### Problem to work on
Restate the listing in full, keeping every word as it is.

--------------------------------

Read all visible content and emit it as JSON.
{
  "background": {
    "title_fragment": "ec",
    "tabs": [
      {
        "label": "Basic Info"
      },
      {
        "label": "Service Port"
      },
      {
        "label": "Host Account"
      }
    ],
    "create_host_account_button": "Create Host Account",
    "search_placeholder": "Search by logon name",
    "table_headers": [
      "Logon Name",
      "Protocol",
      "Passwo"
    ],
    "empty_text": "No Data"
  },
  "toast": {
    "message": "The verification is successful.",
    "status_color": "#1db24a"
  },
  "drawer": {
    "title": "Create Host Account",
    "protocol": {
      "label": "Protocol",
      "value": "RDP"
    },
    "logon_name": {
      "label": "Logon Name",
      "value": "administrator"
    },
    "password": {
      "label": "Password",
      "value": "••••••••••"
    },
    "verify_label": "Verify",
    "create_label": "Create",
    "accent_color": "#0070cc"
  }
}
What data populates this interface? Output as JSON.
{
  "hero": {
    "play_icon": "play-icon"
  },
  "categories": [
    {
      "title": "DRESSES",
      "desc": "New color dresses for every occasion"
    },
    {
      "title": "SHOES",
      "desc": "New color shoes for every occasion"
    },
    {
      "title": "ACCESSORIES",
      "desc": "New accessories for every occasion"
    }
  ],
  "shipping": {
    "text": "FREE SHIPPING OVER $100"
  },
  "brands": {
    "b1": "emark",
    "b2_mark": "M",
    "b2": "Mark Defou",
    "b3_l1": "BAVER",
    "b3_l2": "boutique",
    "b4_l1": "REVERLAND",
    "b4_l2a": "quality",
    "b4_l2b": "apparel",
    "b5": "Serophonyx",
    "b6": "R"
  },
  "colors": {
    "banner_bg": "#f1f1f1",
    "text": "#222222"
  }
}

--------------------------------

### Response to the task
Read all visible content and emit it as JSON.
{
  "background": {
    "title_fragment": "ec",
    "tabs": [
      {
        "label": "Basic Info"
      },
      {
        "label": "Service Port"
      },
      {
        "label": "Host Account"
      }
    ],
    "create_host_account_button": "Create Host Account",
    "search_placeholder": "Search by logon name",
    "table_headers": [
      "Logon Name",
      "Protocol",
      "Passwo"
    ],
    "empty_text": "No Data"
  },
  "toast": {
    "message": "The verification is successful.",
    "status_color": "#1db24a"
  },
  "drawer": {
    "title": "Create Host Account",
    "protocol": {
      "label": "Protocol",
      "value": "RDP"
    },
    "logon_name": {
      "label": "Logon Name",
      "value": "administrator"
    },
    "password": {
      "label": "Password",
      "value": "••••••••••"
    },
    "verify_label": "Verify",
    "create_label": "Create",
    "accent_color": "#0070cc"
  }
}
What data populates this interface? Output as JSON.
{
  "hero": {
    "play_icon": "play-icon"
  },
  "categories": [
    {
      "title": "DRESSES",
      "desc": "New color dresses for every occasion"
    },
    {
      "title": "SHOES",
      "desc": "New color shoes for every occasion"
    },
    {
      "title": "ACCESSORIES",
      "desc": "New accessories for every occasion"
    }
  ],
  "shipping": {
    "text": "FREE SHIPPING OVER $100"
  },
  "brands": {
    "b1": "emark",
    "b2_mark": "M",
    "b2": "Mark Defou",
    "b3_l1": "BAVER",
    "b3_l2": "boutique",
    "b4_l1": "REVERLAND",
    "b4_l2a": "quality",
    "b4_l2b": "apparel",
    "b5": "Serophonyx",
    "b6": "R"
  },
  "colors": {
    "banner_bg": "#f1f1f1",
    "text": "#222222"
  }
}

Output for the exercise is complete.